A federal appeals court has ruled against an emeritus professor who had accused the University of California at Irvine of trampling his free-speech rights, but the court did not take up the tough First Amendment questions that attracted national attention to his case.
In a terse, four-page decision issued on Friday, a three-judge panel of the U.S. Court of Appeals for the Ninth Circuit said the various university leaders named as defendants in the lawsuit were shielded from its legal claims under the 11th Amendment, which has been interpreted as granting sovereign immunity to state officials.
Having declared the defendants immune, the three-judge panel declined to weigh in on the merits of the First Amendment claims made by the plaintiff, Juan Hong, an emeritus professor of chemical engineering and materials science. "We leave the question of whether faculty speech such as Hong's is protected under the First Amendment for consideration in another case," the judges said.
Mr. Hong alleged in his lawsuit that he had been denied a merit salary increase in 2004 because he had criticized the hiring and promotion decisions within his department at Irvine and had voiced concern about its reliance on part-time lecturers to teach lower-division classes. A U.S. District Court held in 2007 that Mr. Hong was not entitled to First Amendment protection for such speech because he had made the statements at issue in his capacity as a state employee.

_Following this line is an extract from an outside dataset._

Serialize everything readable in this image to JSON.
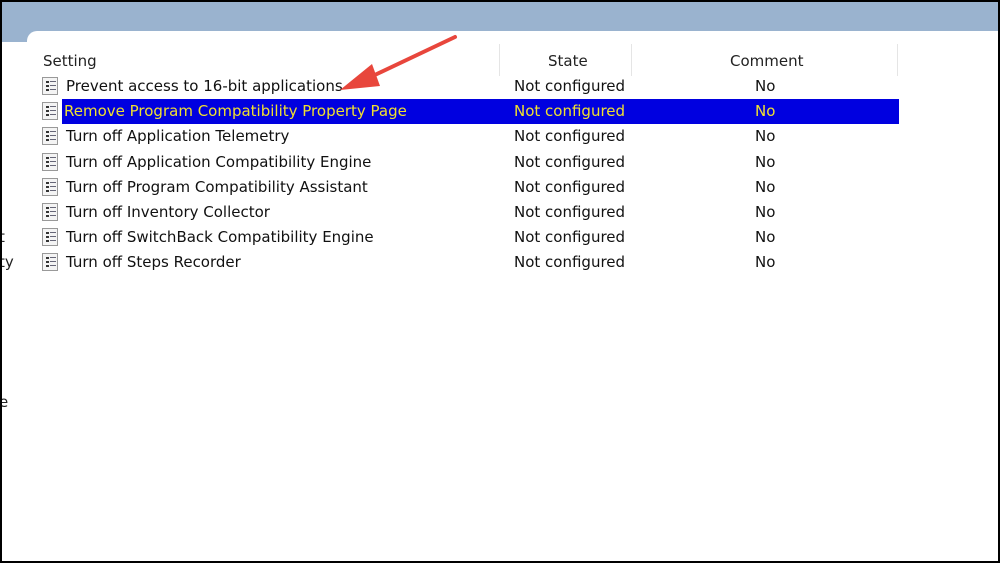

Shadow of a Past Decision
In ruling against Mr. Hong, the district court cited a 2006 U.S. Supreme Court decision, in the case Garcetti v. Ceballos, which held that public agencies can discipline their employees for any speech made in connection with their jobs. That case involved a deputy district attorney, and the Supreme Court explicitly put aside the question of whether its logic would apply to speech made in an academic setting as well. Nevertheless, federal courts have applied the Garcetti ruling to several cases involving college faculty members, causing alarm among free-speech advocates who believe that letting colleges discipline faculty members over much work-related speech threatens academic freedom.
The Ninth Circuit panel could have denied immunity to the various university officials and administrators named as defendants in Mr. Hong's lawsuit if it concluded that they had violated a clearly established constitutional principle. But, the panel's decision said, "it is far from clearly established today, much less in 2004 when the university officers voted on Mr. Hong's merit increase, that university professors have a First Amendment right to comment on faculty administrative matters without retaliation."
Although the Ninth Circuit's decision is clearly a setback for Mr. Hong, it could have represented a much bigger setback for academic-freedom advocates if the judges had explicitly affirmed the lower court's application of the logic of the Garcetti decision to the dispute.
"The important thing for us is that the court does recognize that this is not a closed question," said Rachel Levinson, senior counsel for the American Association of University Professors, which had joined the Thomas Jefferson Center for the Protection of Free Expression in filing a friend-of-the-court brief urging the Ninth Circuit not to decide the case based on the Garcetti precedent.